*** Available records ***

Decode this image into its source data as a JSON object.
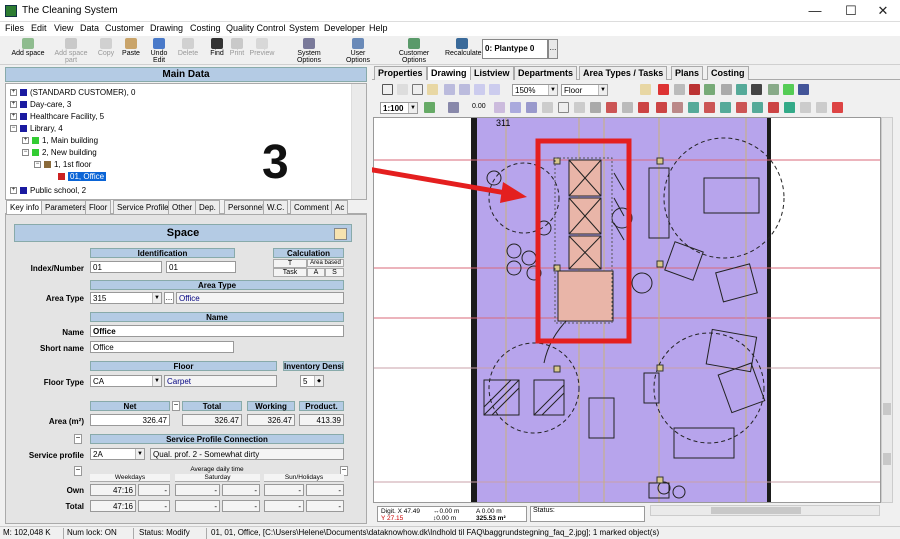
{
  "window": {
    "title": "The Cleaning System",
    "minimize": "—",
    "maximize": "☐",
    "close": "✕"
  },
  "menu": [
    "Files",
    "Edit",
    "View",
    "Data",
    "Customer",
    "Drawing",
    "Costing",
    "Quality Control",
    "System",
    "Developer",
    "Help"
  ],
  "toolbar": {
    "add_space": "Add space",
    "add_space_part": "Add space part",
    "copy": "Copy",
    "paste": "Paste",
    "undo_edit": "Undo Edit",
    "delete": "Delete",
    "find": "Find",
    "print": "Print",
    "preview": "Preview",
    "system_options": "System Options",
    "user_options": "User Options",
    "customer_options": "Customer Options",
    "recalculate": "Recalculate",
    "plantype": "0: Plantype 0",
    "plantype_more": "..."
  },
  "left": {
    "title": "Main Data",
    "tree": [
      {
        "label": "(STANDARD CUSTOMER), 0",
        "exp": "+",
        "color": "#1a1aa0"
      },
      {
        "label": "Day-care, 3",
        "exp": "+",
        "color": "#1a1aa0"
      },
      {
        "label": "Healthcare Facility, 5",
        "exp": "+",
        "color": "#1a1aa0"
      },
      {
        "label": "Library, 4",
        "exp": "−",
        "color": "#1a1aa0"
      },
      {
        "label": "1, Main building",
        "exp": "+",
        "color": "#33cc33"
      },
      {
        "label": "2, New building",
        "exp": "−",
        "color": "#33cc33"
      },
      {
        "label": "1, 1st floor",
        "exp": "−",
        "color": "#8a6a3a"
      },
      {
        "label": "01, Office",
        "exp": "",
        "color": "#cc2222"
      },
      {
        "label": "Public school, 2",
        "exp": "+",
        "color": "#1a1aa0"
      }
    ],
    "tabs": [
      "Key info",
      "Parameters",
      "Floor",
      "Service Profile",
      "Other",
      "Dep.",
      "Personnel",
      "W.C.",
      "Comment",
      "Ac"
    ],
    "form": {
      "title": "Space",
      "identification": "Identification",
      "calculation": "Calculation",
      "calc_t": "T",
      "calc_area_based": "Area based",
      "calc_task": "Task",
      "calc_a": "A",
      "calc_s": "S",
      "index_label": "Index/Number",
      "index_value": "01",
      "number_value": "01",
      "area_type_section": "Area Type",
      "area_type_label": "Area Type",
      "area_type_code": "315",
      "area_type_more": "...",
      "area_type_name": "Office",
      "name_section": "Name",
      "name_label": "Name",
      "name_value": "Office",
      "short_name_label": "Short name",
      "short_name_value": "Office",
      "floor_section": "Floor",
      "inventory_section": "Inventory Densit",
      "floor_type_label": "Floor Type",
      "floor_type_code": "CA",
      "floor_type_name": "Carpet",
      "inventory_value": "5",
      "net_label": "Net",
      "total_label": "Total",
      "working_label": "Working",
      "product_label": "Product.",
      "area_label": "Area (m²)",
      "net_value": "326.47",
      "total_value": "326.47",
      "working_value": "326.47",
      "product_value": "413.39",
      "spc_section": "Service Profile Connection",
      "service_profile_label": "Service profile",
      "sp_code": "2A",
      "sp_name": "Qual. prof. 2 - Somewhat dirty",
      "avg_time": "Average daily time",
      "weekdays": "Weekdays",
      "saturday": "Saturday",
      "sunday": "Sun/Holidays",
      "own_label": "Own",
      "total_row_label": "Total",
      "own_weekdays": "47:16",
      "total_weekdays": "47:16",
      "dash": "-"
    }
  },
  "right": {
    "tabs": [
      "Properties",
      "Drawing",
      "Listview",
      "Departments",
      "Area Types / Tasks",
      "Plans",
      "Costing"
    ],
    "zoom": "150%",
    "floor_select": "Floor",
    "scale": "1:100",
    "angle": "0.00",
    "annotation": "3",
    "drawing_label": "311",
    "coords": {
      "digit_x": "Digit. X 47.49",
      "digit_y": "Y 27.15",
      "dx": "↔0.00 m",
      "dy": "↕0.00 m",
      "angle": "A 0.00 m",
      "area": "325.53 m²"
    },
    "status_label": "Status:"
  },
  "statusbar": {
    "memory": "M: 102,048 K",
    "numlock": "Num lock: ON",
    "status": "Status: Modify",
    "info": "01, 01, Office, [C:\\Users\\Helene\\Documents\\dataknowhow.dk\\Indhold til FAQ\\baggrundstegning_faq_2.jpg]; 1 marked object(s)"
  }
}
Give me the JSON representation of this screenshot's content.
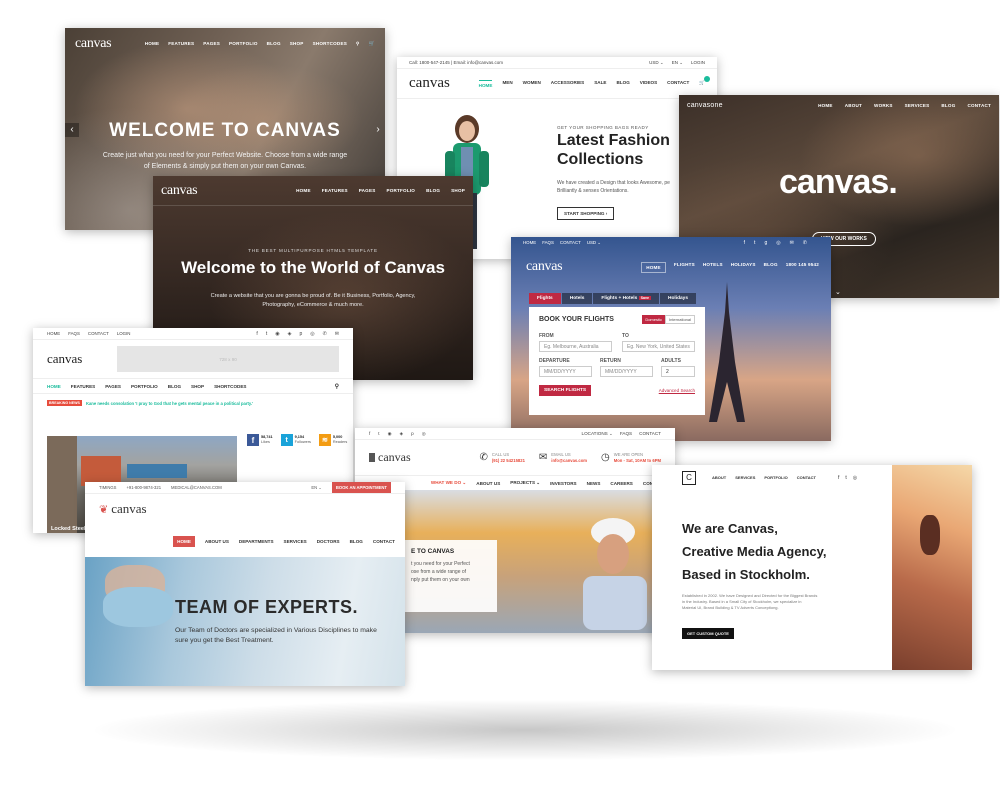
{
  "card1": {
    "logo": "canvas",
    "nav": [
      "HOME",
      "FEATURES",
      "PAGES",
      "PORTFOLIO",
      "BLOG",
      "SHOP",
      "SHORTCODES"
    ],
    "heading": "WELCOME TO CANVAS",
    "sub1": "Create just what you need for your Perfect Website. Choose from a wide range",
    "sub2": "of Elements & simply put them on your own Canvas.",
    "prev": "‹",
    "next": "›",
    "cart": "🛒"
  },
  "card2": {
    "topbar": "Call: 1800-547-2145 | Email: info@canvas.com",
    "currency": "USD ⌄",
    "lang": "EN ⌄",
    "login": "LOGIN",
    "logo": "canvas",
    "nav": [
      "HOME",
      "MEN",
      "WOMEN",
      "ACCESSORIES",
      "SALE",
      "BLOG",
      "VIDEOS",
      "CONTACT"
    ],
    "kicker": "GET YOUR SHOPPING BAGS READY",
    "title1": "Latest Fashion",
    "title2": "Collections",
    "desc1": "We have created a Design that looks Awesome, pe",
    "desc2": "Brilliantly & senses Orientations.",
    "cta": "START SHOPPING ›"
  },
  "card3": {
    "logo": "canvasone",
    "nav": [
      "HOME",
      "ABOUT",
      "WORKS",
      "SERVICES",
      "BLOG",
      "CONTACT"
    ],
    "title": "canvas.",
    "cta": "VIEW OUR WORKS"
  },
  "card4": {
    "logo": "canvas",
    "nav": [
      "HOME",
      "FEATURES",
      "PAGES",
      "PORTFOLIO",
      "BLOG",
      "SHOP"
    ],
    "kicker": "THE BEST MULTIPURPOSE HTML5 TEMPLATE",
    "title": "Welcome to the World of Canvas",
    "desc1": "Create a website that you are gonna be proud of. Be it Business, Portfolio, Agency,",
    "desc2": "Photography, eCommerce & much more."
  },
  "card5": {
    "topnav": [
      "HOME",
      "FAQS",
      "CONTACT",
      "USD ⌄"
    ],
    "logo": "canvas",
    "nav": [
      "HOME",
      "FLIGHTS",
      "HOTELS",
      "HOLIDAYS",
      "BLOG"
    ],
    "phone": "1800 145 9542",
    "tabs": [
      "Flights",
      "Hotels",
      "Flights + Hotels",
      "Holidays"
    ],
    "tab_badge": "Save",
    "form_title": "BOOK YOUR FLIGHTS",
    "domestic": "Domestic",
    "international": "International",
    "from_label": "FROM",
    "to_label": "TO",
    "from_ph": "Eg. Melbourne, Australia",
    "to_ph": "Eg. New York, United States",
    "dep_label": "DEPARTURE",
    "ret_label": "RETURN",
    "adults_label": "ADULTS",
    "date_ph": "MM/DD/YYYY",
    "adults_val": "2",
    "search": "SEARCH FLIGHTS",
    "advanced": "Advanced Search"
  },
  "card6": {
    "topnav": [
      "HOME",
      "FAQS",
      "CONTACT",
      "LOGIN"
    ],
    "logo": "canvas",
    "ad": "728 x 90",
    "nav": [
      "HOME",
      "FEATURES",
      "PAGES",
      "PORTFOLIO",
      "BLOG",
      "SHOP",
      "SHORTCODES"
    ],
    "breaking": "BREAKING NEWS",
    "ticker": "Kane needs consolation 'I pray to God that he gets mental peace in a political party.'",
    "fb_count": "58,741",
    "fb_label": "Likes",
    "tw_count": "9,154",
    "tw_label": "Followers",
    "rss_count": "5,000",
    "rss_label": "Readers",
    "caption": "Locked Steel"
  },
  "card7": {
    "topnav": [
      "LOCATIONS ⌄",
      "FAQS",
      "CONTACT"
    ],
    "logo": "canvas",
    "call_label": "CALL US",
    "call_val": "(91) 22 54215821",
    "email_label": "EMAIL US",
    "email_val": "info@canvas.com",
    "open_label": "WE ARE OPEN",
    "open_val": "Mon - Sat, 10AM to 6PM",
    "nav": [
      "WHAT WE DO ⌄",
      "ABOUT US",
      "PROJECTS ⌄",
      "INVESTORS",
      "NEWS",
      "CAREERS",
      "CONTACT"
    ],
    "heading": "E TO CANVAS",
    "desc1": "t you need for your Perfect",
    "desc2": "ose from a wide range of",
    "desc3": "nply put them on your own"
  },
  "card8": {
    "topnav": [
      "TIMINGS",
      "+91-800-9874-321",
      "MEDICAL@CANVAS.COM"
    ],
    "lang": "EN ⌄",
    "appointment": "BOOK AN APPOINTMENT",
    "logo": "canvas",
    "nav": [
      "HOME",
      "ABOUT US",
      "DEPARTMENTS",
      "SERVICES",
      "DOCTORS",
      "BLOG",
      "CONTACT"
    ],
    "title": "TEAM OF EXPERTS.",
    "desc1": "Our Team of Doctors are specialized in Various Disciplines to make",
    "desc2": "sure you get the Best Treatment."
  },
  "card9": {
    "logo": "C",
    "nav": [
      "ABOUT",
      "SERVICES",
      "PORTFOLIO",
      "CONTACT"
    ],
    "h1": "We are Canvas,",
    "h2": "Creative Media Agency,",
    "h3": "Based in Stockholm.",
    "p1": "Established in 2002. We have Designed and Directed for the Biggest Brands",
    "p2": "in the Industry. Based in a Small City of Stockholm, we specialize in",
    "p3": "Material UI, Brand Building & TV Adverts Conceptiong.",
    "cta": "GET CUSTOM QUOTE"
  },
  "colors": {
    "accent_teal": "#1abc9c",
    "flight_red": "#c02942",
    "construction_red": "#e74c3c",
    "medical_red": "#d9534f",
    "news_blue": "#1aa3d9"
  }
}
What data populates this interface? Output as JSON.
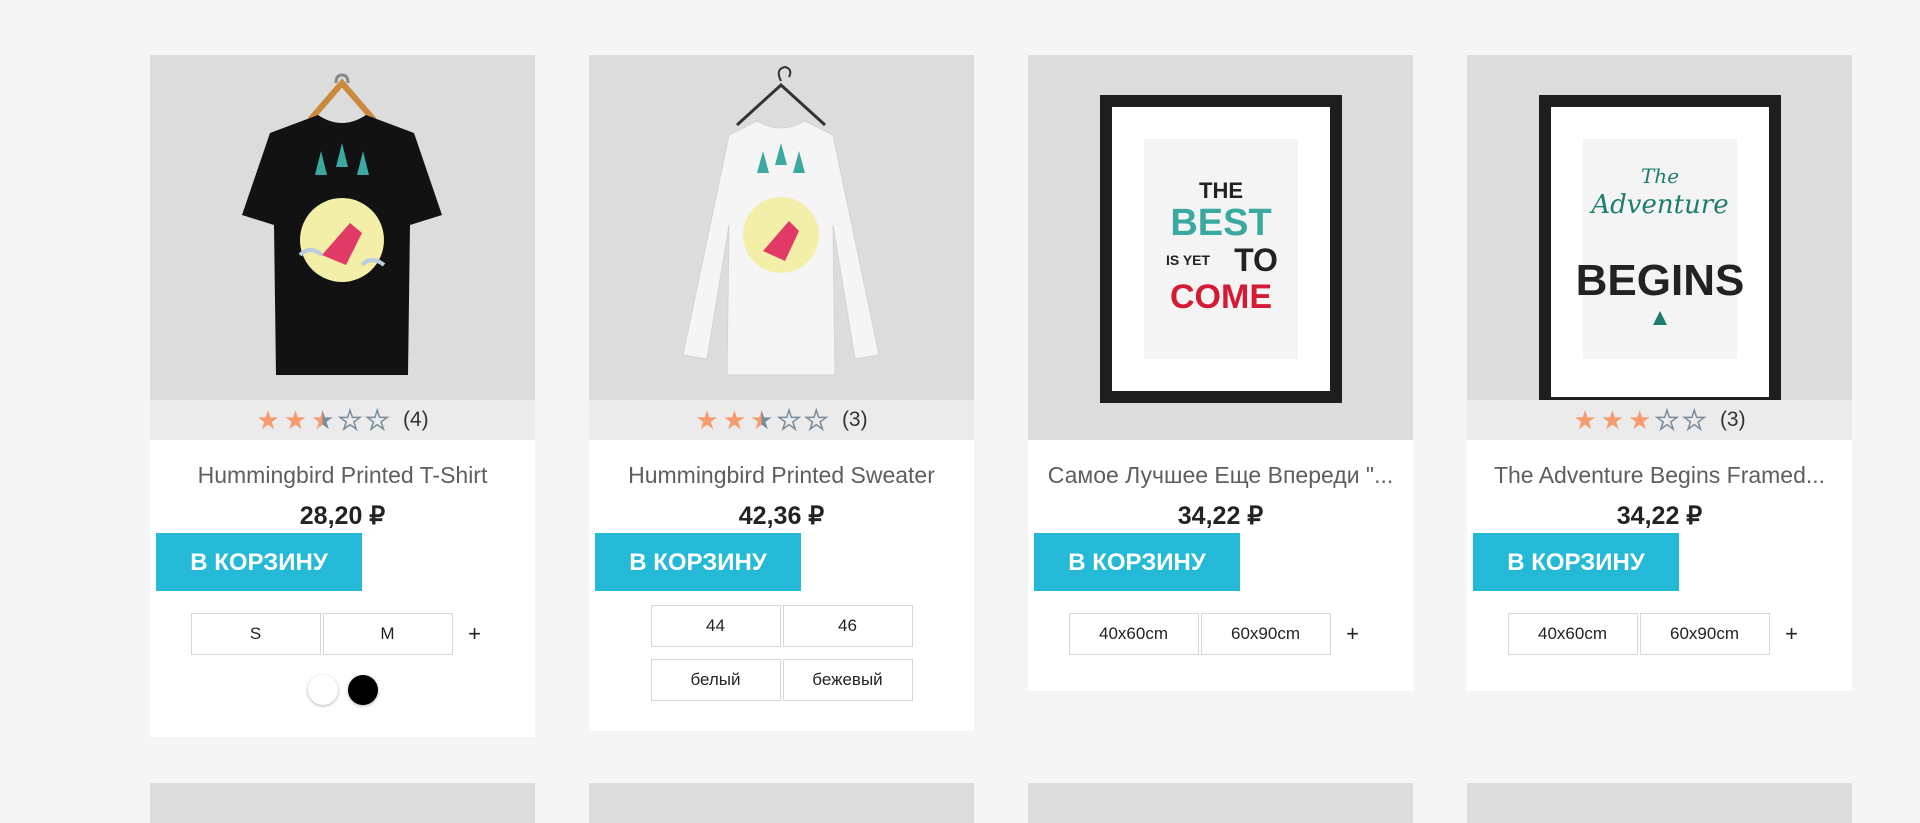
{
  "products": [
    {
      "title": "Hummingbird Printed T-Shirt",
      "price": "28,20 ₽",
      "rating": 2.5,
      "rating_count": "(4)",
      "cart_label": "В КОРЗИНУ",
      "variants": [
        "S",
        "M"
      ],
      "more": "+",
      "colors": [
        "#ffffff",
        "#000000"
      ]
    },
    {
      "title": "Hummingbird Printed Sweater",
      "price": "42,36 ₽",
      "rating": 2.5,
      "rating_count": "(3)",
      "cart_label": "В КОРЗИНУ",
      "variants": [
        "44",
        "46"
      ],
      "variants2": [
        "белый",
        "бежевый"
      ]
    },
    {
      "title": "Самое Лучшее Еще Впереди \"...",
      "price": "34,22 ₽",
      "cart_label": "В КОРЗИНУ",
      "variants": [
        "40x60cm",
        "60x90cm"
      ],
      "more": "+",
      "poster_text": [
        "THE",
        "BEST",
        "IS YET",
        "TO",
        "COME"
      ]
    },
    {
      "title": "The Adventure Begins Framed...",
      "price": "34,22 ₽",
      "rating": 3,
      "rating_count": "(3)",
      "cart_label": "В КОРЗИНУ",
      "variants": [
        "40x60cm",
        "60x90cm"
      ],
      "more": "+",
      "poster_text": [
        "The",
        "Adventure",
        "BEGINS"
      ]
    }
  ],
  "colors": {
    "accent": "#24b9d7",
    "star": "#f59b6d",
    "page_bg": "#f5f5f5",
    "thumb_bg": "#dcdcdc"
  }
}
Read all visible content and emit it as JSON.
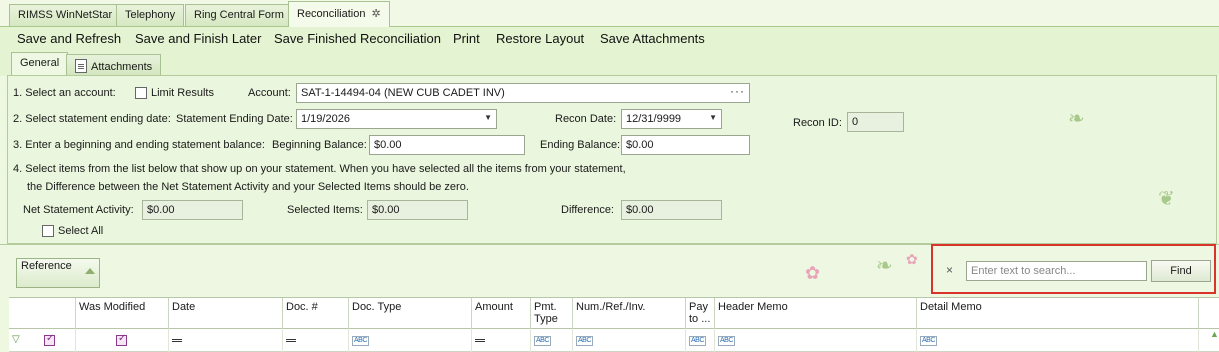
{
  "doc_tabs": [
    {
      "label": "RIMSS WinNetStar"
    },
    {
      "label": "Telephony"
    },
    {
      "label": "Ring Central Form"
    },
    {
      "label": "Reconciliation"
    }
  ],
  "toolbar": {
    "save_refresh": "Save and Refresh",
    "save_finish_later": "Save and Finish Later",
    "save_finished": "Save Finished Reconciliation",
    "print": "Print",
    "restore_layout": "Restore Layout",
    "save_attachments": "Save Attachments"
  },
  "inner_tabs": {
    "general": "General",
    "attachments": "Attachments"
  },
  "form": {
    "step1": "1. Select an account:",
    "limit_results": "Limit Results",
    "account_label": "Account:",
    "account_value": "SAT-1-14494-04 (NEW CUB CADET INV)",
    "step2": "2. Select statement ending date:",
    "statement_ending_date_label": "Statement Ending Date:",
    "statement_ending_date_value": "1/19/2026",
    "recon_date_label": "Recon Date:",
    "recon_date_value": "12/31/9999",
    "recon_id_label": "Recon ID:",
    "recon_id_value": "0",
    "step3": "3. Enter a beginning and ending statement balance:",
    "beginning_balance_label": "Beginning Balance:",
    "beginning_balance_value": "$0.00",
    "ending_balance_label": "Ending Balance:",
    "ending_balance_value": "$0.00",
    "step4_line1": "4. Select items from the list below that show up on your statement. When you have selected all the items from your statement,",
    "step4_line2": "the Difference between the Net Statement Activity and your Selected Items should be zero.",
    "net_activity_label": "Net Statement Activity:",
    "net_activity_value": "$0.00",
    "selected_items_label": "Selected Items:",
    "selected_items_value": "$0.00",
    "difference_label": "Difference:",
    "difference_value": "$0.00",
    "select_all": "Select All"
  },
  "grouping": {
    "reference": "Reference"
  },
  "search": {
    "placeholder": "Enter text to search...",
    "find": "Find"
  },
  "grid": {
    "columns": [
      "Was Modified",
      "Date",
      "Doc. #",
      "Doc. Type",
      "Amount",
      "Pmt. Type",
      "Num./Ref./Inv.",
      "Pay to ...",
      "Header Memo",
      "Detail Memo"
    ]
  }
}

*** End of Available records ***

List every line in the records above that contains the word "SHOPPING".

    "kicker": "GET YOUR SHOPPING BAGS READY",
    "cta": "START SHOPPING ›"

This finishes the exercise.